And so you chose to build a home at the base of a boulder-strewn Great Basin peak.
On the face of it, it looks like an impossible place to raise kids. I’m the only person out here in this spot without horses, and I’m the only person with children. As it turns out, it’s a great place to raise kids, and I don’t regret the decision at all.
You talk about the many joys of living in the wild. What about the challenges?
We’ve had fires. We’ve had floods. We’ve had Mormon cricket invasions. We’ve had incredible heat. We have high wind all the time. We’ve been snowed in the better part of a month. No, it’s a very difficult place to live, and as much as I love it here, there are definitely days when I ask myself, What was I thinking?
Doesn’t your vulnerability to weather and critters freak the kids out?
Fear and ignorance are almost always linked, so the way to make kids afraid of nature is make sure they don’t understand anything about it. I do think our experience in the natural world up here is an important ballast, because to me, this world is peaceful and functional and efficient and beautiful. It’s too easy to forget that this world exists if you aren’t in it. If you immerse yourself completely in the world of politics and media, it’s possible to become so thoroughly dispirited that you can almost forget that most of the world is still made up of beautiful country where things still make sense.

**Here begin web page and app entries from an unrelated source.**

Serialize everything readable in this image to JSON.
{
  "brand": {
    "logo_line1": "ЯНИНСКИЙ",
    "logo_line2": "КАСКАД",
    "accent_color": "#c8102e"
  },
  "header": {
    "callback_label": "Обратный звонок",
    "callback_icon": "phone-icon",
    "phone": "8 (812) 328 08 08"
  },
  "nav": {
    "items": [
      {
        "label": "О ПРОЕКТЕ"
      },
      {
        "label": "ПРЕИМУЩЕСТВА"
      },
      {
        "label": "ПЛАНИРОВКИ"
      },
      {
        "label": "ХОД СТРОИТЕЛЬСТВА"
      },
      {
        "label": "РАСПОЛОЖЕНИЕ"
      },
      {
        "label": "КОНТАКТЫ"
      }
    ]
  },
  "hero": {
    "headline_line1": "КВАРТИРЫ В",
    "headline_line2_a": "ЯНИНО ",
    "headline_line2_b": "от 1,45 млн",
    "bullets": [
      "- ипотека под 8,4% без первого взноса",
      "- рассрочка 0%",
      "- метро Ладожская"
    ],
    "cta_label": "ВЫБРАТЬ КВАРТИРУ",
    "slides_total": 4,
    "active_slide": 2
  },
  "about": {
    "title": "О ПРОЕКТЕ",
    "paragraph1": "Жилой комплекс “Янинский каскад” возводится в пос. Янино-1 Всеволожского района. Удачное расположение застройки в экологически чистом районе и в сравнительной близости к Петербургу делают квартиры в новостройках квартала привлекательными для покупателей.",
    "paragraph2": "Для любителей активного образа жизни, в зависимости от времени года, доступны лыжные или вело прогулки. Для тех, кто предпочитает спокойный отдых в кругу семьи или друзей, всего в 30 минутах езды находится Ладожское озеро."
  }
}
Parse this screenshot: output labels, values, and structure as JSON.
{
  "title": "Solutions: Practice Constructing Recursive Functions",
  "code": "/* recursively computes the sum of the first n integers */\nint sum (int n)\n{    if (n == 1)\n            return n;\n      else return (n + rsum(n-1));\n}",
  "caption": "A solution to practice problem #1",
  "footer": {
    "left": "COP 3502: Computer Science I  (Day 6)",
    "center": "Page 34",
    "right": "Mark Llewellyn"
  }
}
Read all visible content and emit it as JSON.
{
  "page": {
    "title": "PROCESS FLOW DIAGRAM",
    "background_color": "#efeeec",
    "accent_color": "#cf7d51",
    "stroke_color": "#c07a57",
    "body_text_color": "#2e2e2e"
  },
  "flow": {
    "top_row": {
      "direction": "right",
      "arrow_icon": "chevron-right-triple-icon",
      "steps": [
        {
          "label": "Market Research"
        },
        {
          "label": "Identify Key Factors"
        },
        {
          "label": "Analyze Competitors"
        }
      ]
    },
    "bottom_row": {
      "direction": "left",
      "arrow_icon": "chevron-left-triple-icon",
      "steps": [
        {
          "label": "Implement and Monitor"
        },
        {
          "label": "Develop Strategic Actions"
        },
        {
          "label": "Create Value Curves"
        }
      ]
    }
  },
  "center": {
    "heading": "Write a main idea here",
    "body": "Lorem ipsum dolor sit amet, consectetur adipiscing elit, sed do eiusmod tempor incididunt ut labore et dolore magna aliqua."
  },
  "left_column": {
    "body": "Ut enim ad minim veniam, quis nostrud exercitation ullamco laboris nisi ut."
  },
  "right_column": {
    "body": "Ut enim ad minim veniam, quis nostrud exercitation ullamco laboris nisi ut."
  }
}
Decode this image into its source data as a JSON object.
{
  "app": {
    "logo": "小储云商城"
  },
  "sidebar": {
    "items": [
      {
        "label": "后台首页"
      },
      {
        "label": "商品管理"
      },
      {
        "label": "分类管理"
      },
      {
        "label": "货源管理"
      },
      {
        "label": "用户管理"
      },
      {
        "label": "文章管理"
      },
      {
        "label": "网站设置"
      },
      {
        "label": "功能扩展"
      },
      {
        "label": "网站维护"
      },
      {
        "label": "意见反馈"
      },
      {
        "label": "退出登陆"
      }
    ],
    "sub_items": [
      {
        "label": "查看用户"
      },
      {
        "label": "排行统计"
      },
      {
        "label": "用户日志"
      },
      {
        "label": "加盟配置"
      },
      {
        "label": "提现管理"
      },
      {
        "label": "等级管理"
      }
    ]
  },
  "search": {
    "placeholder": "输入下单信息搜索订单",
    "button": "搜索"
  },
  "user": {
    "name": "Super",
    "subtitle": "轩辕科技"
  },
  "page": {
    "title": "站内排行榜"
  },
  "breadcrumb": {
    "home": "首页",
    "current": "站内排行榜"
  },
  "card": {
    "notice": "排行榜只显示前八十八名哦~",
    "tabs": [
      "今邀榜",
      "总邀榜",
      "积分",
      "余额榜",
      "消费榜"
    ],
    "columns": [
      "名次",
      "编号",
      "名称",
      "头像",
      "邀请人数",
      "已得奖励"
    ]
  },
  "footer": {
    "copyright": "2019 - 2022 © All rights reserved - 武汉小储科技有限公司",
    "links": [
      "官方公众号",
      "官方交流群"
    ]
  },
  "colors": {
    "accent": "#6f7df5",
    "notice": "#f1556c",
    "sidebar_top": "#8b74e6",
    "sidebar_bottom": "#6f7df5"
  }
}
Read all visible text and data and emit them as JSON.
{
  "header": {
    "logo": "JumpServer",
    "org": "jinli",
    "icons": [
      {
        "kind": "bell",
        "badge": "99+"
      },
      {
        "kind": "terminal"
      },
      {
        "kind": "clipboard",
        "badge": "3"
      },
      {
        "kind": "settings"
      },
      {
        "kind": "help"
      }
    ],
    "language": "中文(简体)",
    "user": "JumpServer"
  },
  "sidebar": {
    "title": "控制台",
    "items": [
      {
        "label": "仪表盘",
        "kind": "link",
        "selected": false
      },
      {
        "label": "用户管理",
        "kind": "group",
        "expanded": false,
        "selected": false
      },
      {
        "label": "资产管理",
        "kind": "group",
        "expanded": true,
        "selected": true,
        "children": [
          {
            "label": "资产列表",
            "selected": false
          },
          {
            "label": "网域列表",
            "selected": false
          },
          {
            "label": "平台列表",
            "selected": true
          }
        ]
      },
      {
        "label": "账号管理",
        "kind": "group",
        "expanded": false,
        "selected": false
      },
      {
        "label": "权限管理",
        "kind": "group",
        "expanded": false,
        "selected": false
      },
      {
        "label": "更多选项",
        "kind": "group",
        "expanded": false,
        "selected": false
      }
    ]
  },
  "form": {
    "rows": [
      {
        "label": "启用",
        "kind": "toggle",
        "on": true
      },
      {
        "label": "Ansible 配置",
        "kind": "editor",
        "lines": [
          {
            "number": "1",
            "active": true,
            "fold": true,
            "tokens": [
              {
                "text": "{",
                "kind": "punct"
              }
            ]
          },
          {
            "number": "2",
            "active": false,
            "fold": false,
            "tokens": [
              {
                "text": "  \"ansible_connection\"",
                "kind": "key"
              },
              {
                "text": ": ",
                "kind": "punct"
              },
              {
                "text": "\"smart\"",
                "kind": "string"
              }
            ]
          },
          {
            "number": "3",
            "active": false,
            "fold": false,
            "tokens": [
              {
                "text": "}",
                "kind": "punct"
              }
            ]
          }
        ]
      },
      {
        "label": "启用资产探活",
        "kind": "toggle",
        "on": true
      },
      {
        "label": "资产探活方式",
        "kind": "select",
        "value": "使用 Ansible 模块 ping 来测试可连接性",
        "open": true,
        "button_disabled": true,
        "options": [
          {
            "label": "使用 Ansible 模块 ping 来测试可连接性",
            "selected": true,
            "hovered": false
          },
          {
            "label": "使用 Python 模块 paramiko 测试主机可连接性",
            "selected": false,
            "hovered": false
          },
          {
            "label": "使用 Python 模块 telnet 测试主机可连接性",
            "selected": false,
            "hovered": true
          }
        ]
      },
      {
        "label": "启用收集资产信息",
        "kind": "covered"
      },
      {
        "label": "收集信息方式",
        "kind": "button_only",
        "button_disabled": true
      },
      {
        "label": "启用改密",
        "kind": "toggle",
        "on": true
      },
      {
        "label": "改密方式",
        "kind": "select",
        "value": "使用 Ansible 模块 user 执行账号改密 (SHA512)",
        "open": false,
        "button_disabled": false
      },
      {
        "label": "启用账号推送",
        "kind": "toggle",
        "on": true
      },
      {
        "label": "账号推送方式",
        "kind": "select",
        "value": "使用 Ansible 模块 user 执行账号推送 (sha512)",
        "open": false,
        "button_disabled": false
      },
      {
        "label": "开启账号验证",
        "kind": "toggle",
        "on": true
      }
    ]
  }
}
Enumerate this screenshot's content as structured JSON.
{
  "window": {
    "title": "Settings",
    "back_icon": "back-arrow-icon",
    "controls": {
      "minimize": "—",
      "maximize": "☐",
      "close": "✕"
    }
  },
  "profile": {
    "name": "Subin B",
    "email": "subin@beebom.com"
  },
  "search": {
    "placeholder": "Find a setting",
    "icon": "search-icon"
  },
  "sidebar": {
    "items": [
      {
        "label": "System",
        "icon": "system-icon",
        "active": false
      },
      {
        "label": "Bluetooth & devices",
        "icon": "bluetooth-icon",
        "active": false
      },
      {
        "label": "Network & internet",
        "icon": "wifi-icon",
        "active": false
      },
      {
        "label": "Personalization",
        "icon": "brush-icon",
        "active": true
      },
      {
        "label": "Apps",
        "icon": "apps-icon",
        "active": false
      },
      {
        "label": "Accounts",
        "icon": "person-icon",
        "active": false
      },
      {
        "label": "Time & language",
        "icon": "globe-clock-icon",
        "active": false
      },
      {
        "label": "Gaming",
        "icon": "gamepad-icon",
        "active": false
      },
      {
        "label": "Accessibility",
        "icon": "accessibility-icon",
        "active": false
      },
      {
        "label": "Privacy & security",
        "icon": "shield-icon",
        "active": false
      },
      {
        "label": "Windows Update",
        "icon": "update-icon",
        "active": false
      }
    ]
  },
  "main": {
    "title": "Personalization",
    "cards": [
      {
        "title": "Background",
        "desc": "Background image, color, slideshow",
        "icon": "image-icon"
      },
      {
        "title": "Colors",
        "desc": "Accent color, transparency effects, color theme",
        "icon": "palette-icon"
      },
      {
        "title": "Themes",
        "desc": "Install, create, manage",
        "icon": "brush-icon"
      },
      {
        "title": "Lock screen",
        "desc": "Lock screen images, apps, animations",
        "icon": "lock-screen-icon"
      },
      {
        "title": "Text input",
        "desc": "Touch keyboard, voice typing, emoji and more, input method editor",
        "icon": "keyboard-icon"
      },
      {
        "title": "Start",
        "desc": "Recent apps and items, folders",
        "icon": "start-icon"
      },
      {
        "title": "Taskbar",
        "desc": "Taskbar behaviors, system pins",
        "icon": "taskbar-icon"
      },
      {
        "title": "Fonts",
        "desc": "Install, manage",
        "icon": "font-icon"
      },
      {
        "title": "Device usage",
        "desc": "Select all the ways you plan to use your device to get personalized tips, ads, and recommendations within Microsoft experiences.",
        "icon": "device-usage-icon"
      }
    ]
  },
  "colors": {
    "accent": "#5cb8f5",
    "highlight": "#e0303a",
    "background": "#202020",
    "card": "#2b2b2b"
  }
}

It makes sense to them but maybe not to most city dwellers.
The girls are getting old enough to kind of realize fully how different their lifestyle is from their friends’. Caroline, the little one, is in third grade. Just a week ago, she was at school, and they were talking about what a buck is, as in a male ungulate. She said to her classmates, “Yeah, I saw a buck pronghorn this morning on my way to school.” Nobody in her class believed her, and this just made her fucking furious, that the way she lives was not comprehensible to these other people.
What’s the difference between parenting in the country and in the city?
You can still be surprised in nature even if you’re deeply knowledgeable about it, but it is remarkable that if you’re well educated about how your local environment works and are respectful of it, it’s way safer than town. I am kind of a helicopter parent in town. I worry a lot about if they’re going for a play date, where are they going to be? Who are their parents?
I think it’s because I have found human beings to be unpredictable and irrational. If there’s violence in nature, if I’m hiking with my kids and we come on a mule deer that is a mountain lion kill, it’s pretty gruesome. But it’s also explicable. It can be understood within a context that still feels redemptive and beautiful in some way. How do you explain mass gun violence in our culture or climate change to your kid?